- _Assignment_
Among the lines of the entries below, count those containing the word "value" and answer with the number only.

Dataset records START

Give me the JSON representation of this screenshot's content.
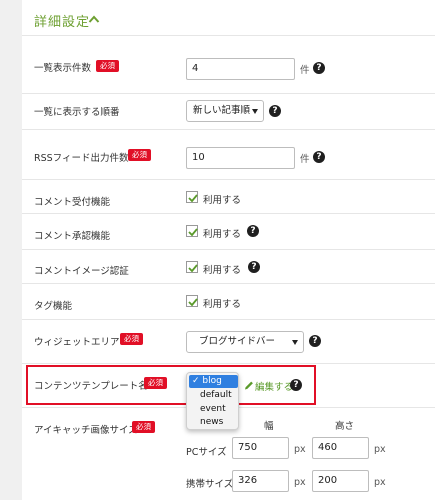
{
  "section": {
    "title": "詳細設定"
  },
  "settings": {
    "list_count": {
      "label": "一覧表示件数",
      "required": "必須",
      "value": "4",
      "unit": "件"
    },
    "list_order": {
      "label": "一覧に表示する順番",
      "value": "新しい記事順"
    },
    "rss_count": {
      "label": "RSSフィード出力件数",
      "required": "必須",
      "value": "10",
      "unit": "件"
    },
    "comment_accept": {
      "label": "コメント受付機能",
      "checkbox_label": "利用する",
      "checked": true
    },
    "comment_approval": {
      "label": "コメント承認機能",
      "checkbox_label": "利用する",
      "checked": true
    },
    "comment_image_auth": {
      "label": "コメントイメージ認証",
      "checkbox_label": "利用する",
      "checked": true
    },
    "tag": {
      "label": "タグ機能",
      "checkbox_label": "利用する",
      "checked": true
    },
    "widget_area": {
      "label": "ウィジェットエリア",
      "required": "必須",
      "value": "ブログサイドバー"
    },
    "content_template": {
      "label": "コンテンツテンプレート名",
      "required": "必須",
      "options": [
        "blog",
        "default",
        "event",
        "news"
      ],
      "selected": "blog",
      "edit_label": "編集する"
    },
    "eyecatch": {
      "label": "アイキャッチ画像サイズ",
      "required": "必須",
      "width_header": "幅",
      "height_header": "高さ",
      "pc_label": "PCサイズ",
      "pc_width": "750",
      "pc_height": "460",
      "mobile_label": "携帯サイズ",
      "mobile_width": "326",
      "mobile_height": "200",
      "unit": "px"
    }
  },
  "colors": {
    "accent": "#6ea032",
    "required_badge": "#e10f26",
    "highlight": "#e10f26",
    "selected_option": "#2f7fe0"
  }
}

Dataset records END

- _Exercise solution_
4